There are always two sides to a story. For many years it was hailed as the pill that gave humanity, to a large extent, a taste of unparalleled peace and prosperity. 

Developing nations, for instance, experienced improved standards of living as the world embraced globalisation. Data from the World Bank shows that poverty was reduced to 35% by 1990. Since then, nearly 1.1 billion people have moved out of extreme poverty, including about 800 million from China, which opened its borders to foreign investments in the 1970s. 

Average per-capita income also doubled in the past three decades, and average life expectancy globally increased by 10 years. Without a doubt, globalisation has benefited society in more ways than we can imagine, not just in terms of commerce and trade.  

Besides paving the way for bigger and more open markets, as well as access to international talent, it has also led to the worldwide spread of culture, information and technology, among others benefits that such interconnectedness brings.  

Butterfly Defect 

Yet, for some, globalisation has seen its better days. The disillusionment with globalisation appears to stem from what experts call its Butterfly Defect, where the hyper connectivity of complex systems, not just economies, has led to the spread of risks and vulnerabilities, not just benefits. 

As an example, while major financial hubs generate immense fiscal opportunities in a globalised economy, they also sometimes become sources of financial contagions. Airport hubs in an increasingly connected world facilitate travel and logistics, but they can also be used to move illicit goods.  

For a growing number of people, the prosperity pill has serious side effects, including increased inequality between the rich and poor.  

Workers in leading industrial markets such as the US, Britain and France are being forced to develop new skills or risk unemployment as production of goods continue to be outsourced, including services.  

Growing adoption of new technologies such as automation and digitalisation have also contributed to agitation in the labour sector, which could bring about more job cuts or losses — although many argue that it will free employees up to do more meaningful work.  

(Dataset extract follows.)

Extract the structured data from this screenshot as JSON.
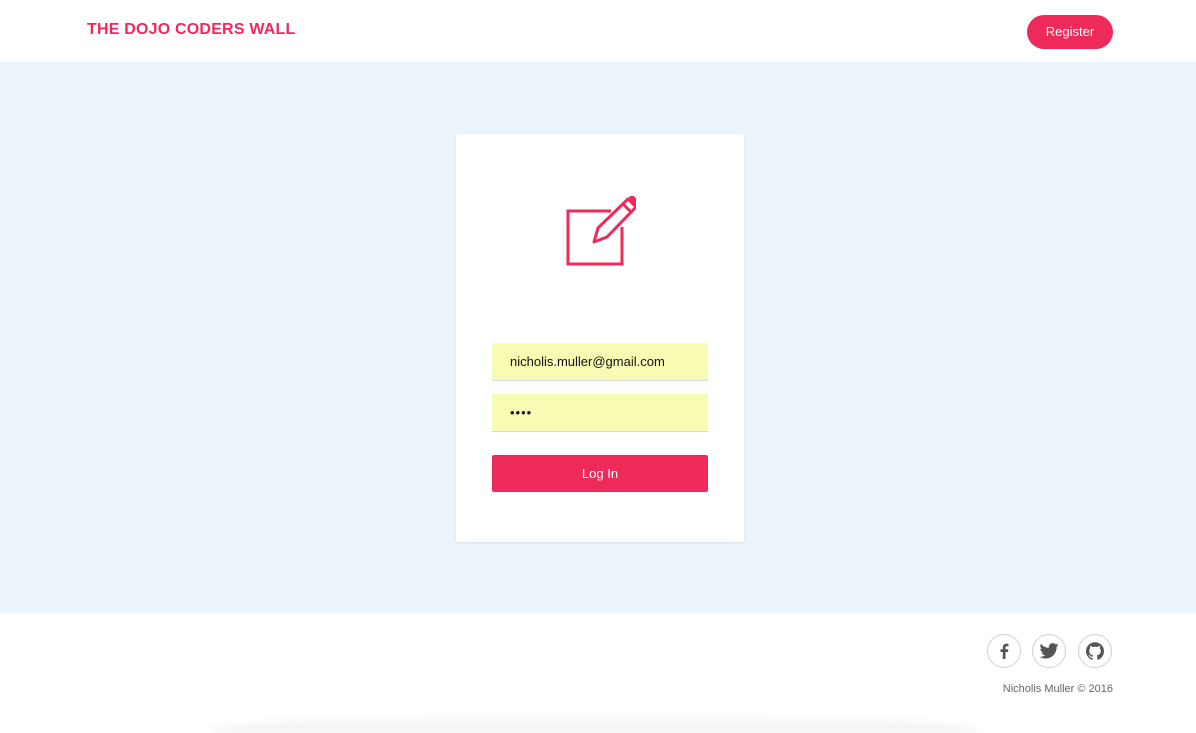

Pandemic as poster boy for deglobalisation 

The spread of Covid-19 has changed our lives drastically. Though vaccinations are helping ease the ill-effects of the pandemic, the world has completely been disrupted in a lot of ways.  

Governments seem less concerned today with breaking down walls and more interested in putting up barriers that will help safeguard jobs, for example.  

Companies are re-thinking their supply chains, with many looking at alternative suppliers in their home markets, as the pandemic has severely affected the flow of goods and services — not just people.  

Experts believe that the coronavirus will continue to impact the way we live in the next few years and is likely to further encourage the repatriation of production that was offshored in the 1990s. 

That said, the pandemic has seen a response from the scientific community around the world that has been inspiring, resulting in unprecedented global cooperation to develop a number of vaccines, backed by the use of advanced technologies such as artificial intelligence and cloud computing.  

The deficiency of PPEs also sparked a wave of innovation as companies as well as small and medium-scale entrepreneurs responded to the challenge by rapidly producing face masks, face shields, and other components to mitigate the impact of the shortage. 

Redefining globalisation fundamentals 

The question now is: Should we slow down globalisation or even reverse it? Ian Bremmer, president and founder of the political-risk consultancy Eurasia Group, argues that free trade remains the best way to improve the quality of life for all of us, having helped increased GDP by 700% since 1980, despite its benefits not being shared equally by all countries around the world. 

Any discussion on the way forward must inevitably include the pandemic, which has admittedly disrupted vital cogs that constitute globalisation. But it also offers an opportunity to reimagine globalisation to ensure that its benefits are more widely shared, while its risks greatly reduced. 

Thomas Piketty, author of the bestselling book Capital in the Twenty-First Century, also admonished a rethinking of the fundamental principles of globalisation, lest it becomes irrelevant, even harmful, in the years to come.  

Perhaps a more ingenious mix of free trade and government intervention can help make globalisation more inclusive. Many share the view, including UN Secretary General António Guterres, that the biggest challenge facing globalisation is the lack of political will to manage it. From this perspective, globalisation has not run its full course.   

Globalisation certainly isn’t perfect, but it can still be leveraged to achieve a future of sustainable prosperity for all.